THE INPUT
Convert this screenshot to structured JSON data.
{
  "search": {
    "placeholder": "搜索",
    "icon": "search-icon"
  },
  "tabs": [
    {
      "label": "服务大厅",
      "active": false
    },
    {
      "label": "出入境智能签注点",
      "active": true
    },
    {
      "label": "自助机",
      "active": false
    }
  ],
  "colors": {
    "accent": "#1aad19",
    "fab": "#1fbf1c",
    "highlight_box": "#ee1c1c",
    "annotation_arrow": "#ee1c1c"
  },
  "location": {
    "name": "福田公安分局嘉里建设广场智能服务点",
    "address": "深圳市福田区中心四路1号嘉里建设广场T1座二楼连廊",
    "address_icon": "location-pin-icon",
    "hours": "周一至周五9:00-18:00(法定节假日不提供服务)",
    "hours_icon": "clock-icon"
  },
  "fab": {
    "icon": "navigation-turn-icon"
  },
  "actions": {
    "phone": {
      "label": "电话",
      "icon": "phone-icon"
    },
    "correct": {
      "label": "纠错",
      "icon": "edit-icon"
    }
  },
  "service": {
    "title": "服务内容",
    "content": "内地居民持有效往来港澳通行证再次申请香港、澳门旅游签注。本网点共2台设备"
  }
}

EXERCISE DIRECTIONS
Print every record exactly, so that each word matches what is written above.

ANSWER BELOW
Convert this screenshot to structured JSON data.
{
  "search": {
    "placeholder": "搜索",
    "icon": "search-icon"
  },
  "tabs": [
    {
      "label": "服务大厅",
      "active": false
    },
    {
      "label": "出入境智能签注点",
      "active": true
    },
    {
      "label": "自助机",
      "active": false
    }
  ],
  "colors": {
    "accent": "#1aad19",
    "fab": "#1fbf1c",
    "highlight_box": "#ee1c1c",
    "annotation_arrow": "#ee1c1c"
  },
  "location": {
    "name": "福田公安分局嘉里建设广场智能服务点",
    "address": "深圳市福田区中心四路1号嘉里建设广场T1座二楼连廊",
    "address_icon": "location-pin-icon",
    "hours": "周一至周五9:00-18:00(法定节假日不提供服务)",
    "hours_icon": "clock-icon"
  },
  "fab": {
    "icon": "navigation-turn-icon"
  },
  "actions": {
    "phone": {
      "label": "电话",
      "icon": "phone-icon"
    },
    "correct": {
      "label": "纠错",
      "icon": "edit-icon"
    }
  },
  "service": {
    "title": "服务内容",
    "content": "内地居民持有效往来港澳通行证再次申请香港、澳门旅游签注。本网点共2台设备"
  }
}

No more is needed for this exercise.